- TASK REQUIREMENTS
The answer is the full set of records, given again exactly and without images.

Dataset rows for apps and sites
»»

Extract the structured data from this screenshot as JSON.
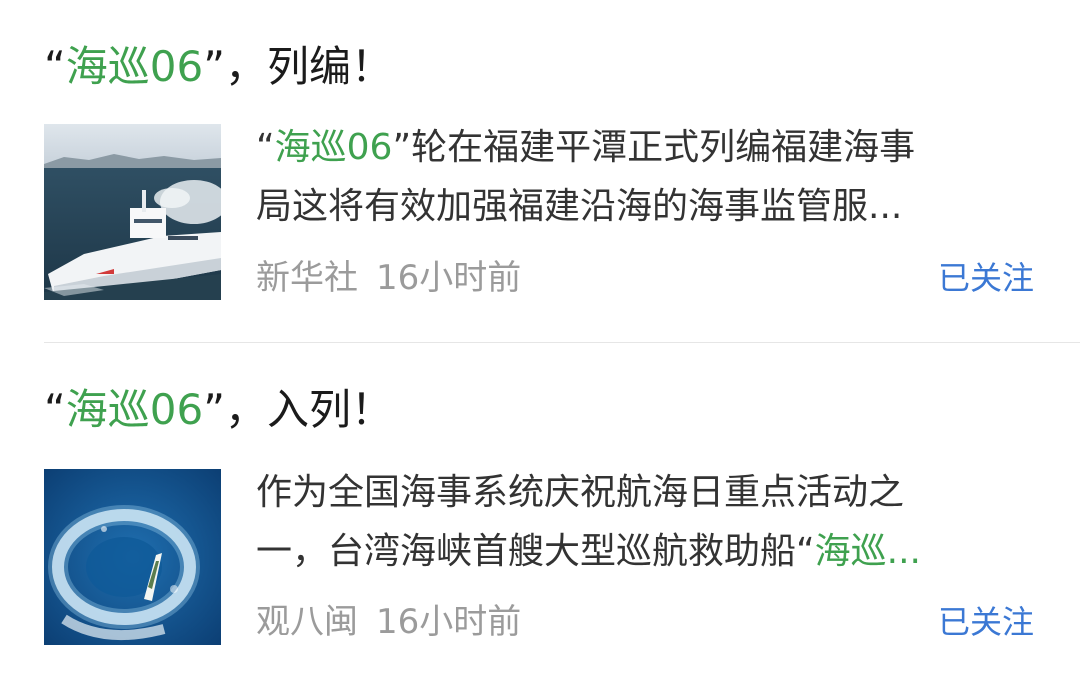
{
  "articles": [
    {
      "title": {
        "q_open": "“",
        "highlight": "海巡06",
        "rest": "”，列编！"
      },
      "summary": {
        "line1": {
          "q_open": "“",
          "highlight": "海巡06",
          "rest": "”轮在福建平潭正式列编福建海事"
        },
        "line2": "局这将有效加强福建沿海的海事监管服..."
      },
      "source": "新华社",
      "time": "16小时前",
      "follow_label": "已关注"
    },
    {
      "title": {
        "q_open": "“",
        "highlight": "海巡06",
        "rest": "”，入列！"
      },
      "summary": {
        "line1": "作为全国海事系统庆祝航海日重点活动之",
        "line2": {
          "before": "一，台湾海峡首艘大型巡航救助船“",
          "highlight": "海巡..."
        }
      },
      "source": "观八闽",
      "time": "16小时前",
      "follow_label": "已关注"
    }
  ],
  "colors": {
    "highlight": "#3fa14f",
    "follow": "#3b78d4",
    "meta": "#9b9b9b",
    "title": "#1b1b1b"
  }
}
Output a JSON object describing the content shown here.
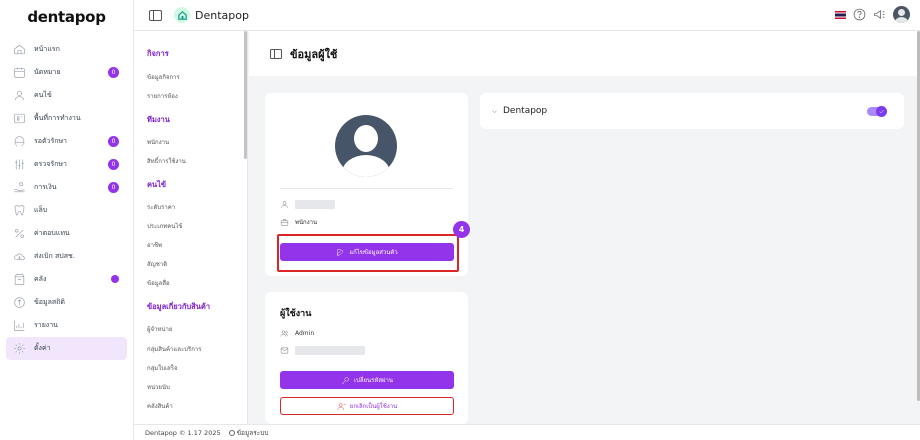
{
  "brand": {
    "logo_main": "denta",
    "logo_accent": "pop"
  },
  "header": {
    "clinic_name": "Dentapop"
  },
  "sidebar": {
    "items": [
      {
        "label": "หน้าแรก",
        "icon": "home-icon",
        "badge": ""
      },
      {
        "label": "นัดหมาย",
        "icon": "calendar-icon",
        "badge": "0"
      },
      {
        "label": "คนไข้",
        "icon": "user-icon",
        "badge": ""
      },
      {
        "label": "พื้นที่การทำงาน",
        "icon": "workspace-icon",
        "badge": ""
      },
      {
        "label": "รอตัวรักษา",
        "icon": "waiting-icon",
        "badge": "0"
      },
      {
        "label": "ตรวจรักษา",
        "icon": "treatment-icon",
        "badge": "0"
      },
      {
        "label": "การเงิน",
        "icon": "finance-icon",
        "badge": "0"
      },
      {
        "label": "แล็บ",
        "icon": "tooth-icon",
        "badge": ""
      },
      {
        "label": "ค่าตอบแทน",
        "icon": "percent-icon",
        "badge": ""
      },
      {
        "label": "ส่งเบิก สปสช.",
        "icon": "cloud-icon",
        "badge": ""
      },
      {
        "label": "คลัง",
        "icon": "inventory-icon",
        "badge": "dot"
      },
      {
        "label": "ข้อมูลสถิติ",
        "icon": "stats-icon",
        "badge": ""
      },
      {
        "label": "รายงาน",
        "icon": "report-icon",
        "badge": ""
      },
      {
        "label": "ตั้งค่า",
        "icon": "gear-icon",
        "badge": ""
      }
    ]
  },
  "submenu": {
    "groups": [
      {
        "title": "กิจการ",
        "items": [
          "ข้อมูลกิจการ",
          "รายการห้อง"
        ]
      },
      {
        "title": "ทีมงาน",
        "items": [
          "พนักงาน",
          "สิทธิ์การใช้งาน"
        ]
      },
      {
        "title": "คนไข้",
        "items": [
          "ระดับราคา",
          "ประเภทคนไข้",
          "อาชีพ",
          "สัญชาติ",
          "ข้อมูลสื่อ"
        ]
      },
      {
        "title": "ข้อมูลเกี่ยวกับสินค้า",
        "items": [
          "ผู้จำหน่าย",
          "กลุ่มสินค้าและบริการ",
          "กลุ่มใบเสร็จ",
          "หน่วยนับ",
          "คลังสินค้า"
        ]
      }
    ]
  },
  "page": {
    "title": "ข้อมูลผู้ใช้"
  },
  "profile": {
    "role": "พนักงาน",
    "edit_button": "แก้ไขข้อมูลส่วนตัว",
    "step_number": "4"
  },
  "user_card": {
    "title": "ผู้ใช้งาน",
    "role": "Admin",
    "change_password_button": "เปลี่ยนรหัสผ่าน",
    "cancel_user_button": "ยกเลิกเป็นผู้ใช้งาน"
  },
  "clinic": {
    "name": "Dentapop",
    "enabled": true
  },
  "footer": {
    "copyright": "Dentapop © 1.17 2025",
    "system_info": "ข้อมูลระบบ"
  },
  "colors": {
    "accent": "#9333ea",
    "highlight": "#dc2626"
  }
}
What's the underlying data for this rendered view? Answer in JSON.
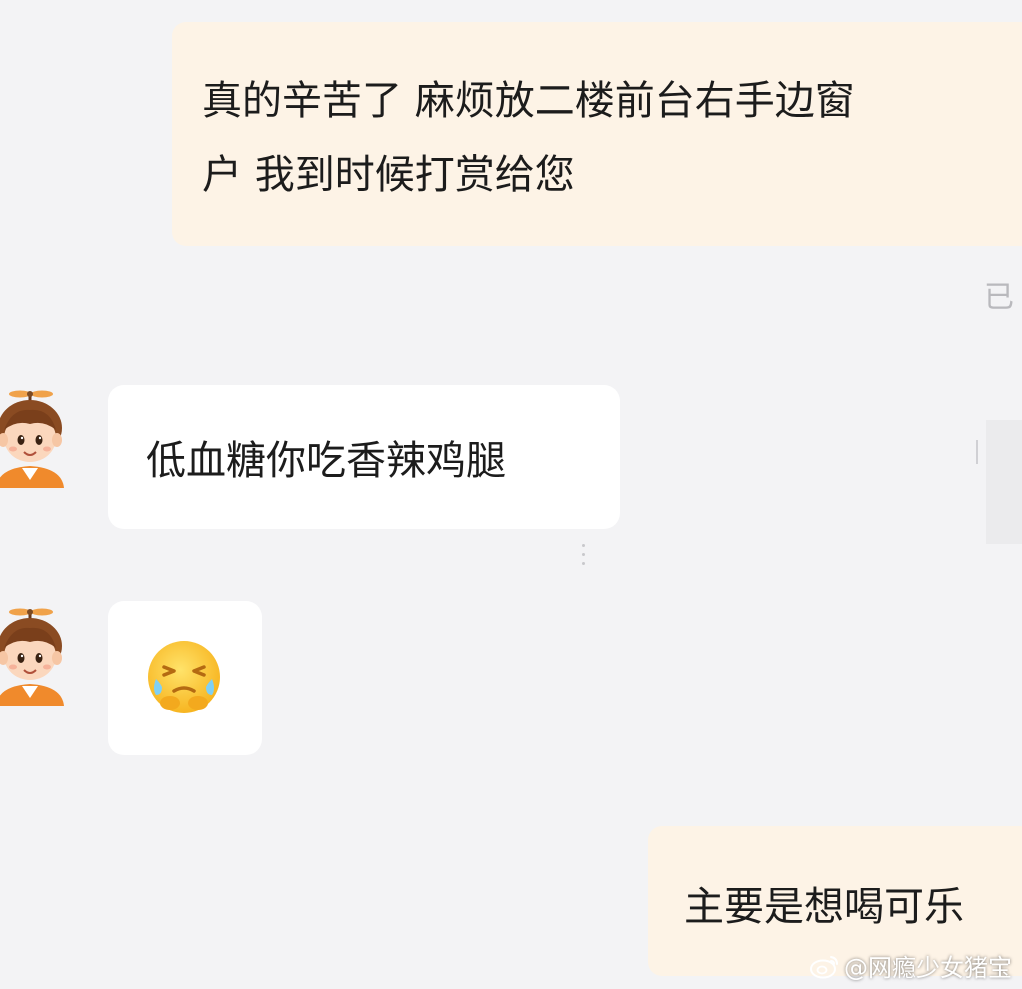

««

- SOLUTION TO THIS TASK
Extract the structured data from this screenshot as JSON.
{
  "articles": [
    {
      "title": {
        "q_open": "“",
        "highlight": "海巡06",
        "rest": "”，列编！"
      },
      "summary": {
        "line1": {
          "q_open": "“",
          "highlight": "海巡06",
          "rest": "”轮在福建平潭正式列编福建海事"
        },
        "line2": "局这将有效加强福建沿海的海事监管服..."
      },
      "source": "新华社",
      "time": "16小时前",
      "follow_label": "已关注"
    },
    {
      "title": {
        "q_open": "“",
        "highlight": "海巡06",
        "rest": "”，入列！"
      },
      "summary": {
        "line1": "作为全国海事系统庆祝航海日重点活动之",
        "line2": {
          "before": "一，台湾海峡首艘大型巡航救助船“",
          "highlight": "海巡..."
        }
      },
      "source": "观八闽",
      "time": "16小时前",
      "follow_label": "已关注"
    }
  ],
  "colors": {
    "highlight": "#3fa14f",
    "follow": "#3b78d4",
    "meta": "#9b9b9b",
    "title": "#1b1b1b"
  }
}
Output a JSON object describing the content shown here.
{
  "brand": {
    "logo_main": "denta",
    "logo_accent": "pop"
  },
  "header": {
    "clinic_name": "Dentapop"
  },
  "sidebar": {
    "items": [
      {
        "label": "หน้าแรก",
        "icon": "home-icon",
        "badge": ""
      },
      {
        "label": "นัดหมาย",
        "icon": "calendar-icon",
        "badge": "0"
      },
      {
        "label": "คนไข้",
        "icon": "user-icon",
        "badge": ""
      },
      {
        "label": "พื้นที่การทำงาน",
        "icon": "workspace-icon",
        "badge": ""
      },
      {
        "label": "รอตัวรักษา",
        "icon": "waiting-icon",
        "badge": "0"
      },
      {
        "label": "ตรวจรักษา",
        "icon": "treatment-icon",
        "badge": "0"
      },
      {
        "label": "การเงิน",
        "icon": "finance-icon",
        "badge": "0"
      },
      {
        "label": "แล็บ",
        "icon": "tooth-icon",
        "badge": ""
      },
      {
        "label": "ค่าตอบแทน",
        "icon": "percent-icon",
        "badge": ""
      },
      {
        "label": "ส่งเบิก สปสช.",
        "icon": "cloud-icon",
        "badge": ""
      },
      {
        "label": "คลัง",
        "icon": "inventory-icon",
        "badge": "dot"
      },
      {
        "label": "ข้อมูลสถิติ",
        "icon": "stats-icon",
        "badge": ""
      },
      {
        "label": "รายงาน",
        "icon": "report-icon",
        "badge": ""
      },
      {
        "label": "ตั้งค่า",
        "icon": "gear-icon",
        "badge": ""
      }
    ]
  },
  "submenu": {
    "groups": [
      {
        "title": "กิจการ",
        "items": [
          "ข้อมูลกิจการ",
          "รายการห้อง"
        ]
      },
      {
        "title": "ทีมงาน",
        "items": [
          "พนักงาน",
          "สิทธิ์การใช้งาน"
        ]
      },
      {
        "title": "คนไข้",
        "items": [
          "ระดับราคา",
          "ประเภทคนไข้",
          "อาชีพ",
          "สัญชาติ",
          "ข้อมูลสื่อ"
        ]
      },
      {
        "title": "ข้อมูลเกี่ยวกับสินค้า",
        "items": [
          "ผู้จำหน่าย",
          "กลุ่มสินค้าและบริการ",
          "กลุ่มใบเสร็จ",
          "หน่วยนับ",
          "คลังสินค้า"
        ]
      }
    ]
  },
  "page": {
    "title": "ข้อมูลผู้ใช้"
  },
  "profile": {
    "role": "พนักงาน",
    "edit_button": "แก้ไขข้อมูลส่วนตัว",
    "step_number": "4"
  },
  "user_card": {
    "title": "ผู้ใช้งาน",
    "role": "Admin",
    "change_password_button": "เปลี่ยนรหัสผ่าน",
    "cancel_user_button": "ยกเลิกเป็นผู้ใช้งาน"
  },
  "clinic": {
    "name": "Dentapop",
    "enabled": true
  },
  "footer": {
    "copyright": "Dentapop © 1.17 2025",
    "system_info": "ข้อมูลระบบ"
  },
  "colors": {
    "accent": "#9333ea",
    "highlight": "#dc2626"
  }
}
What's the underlying data for this rendered view? Answer in JSON.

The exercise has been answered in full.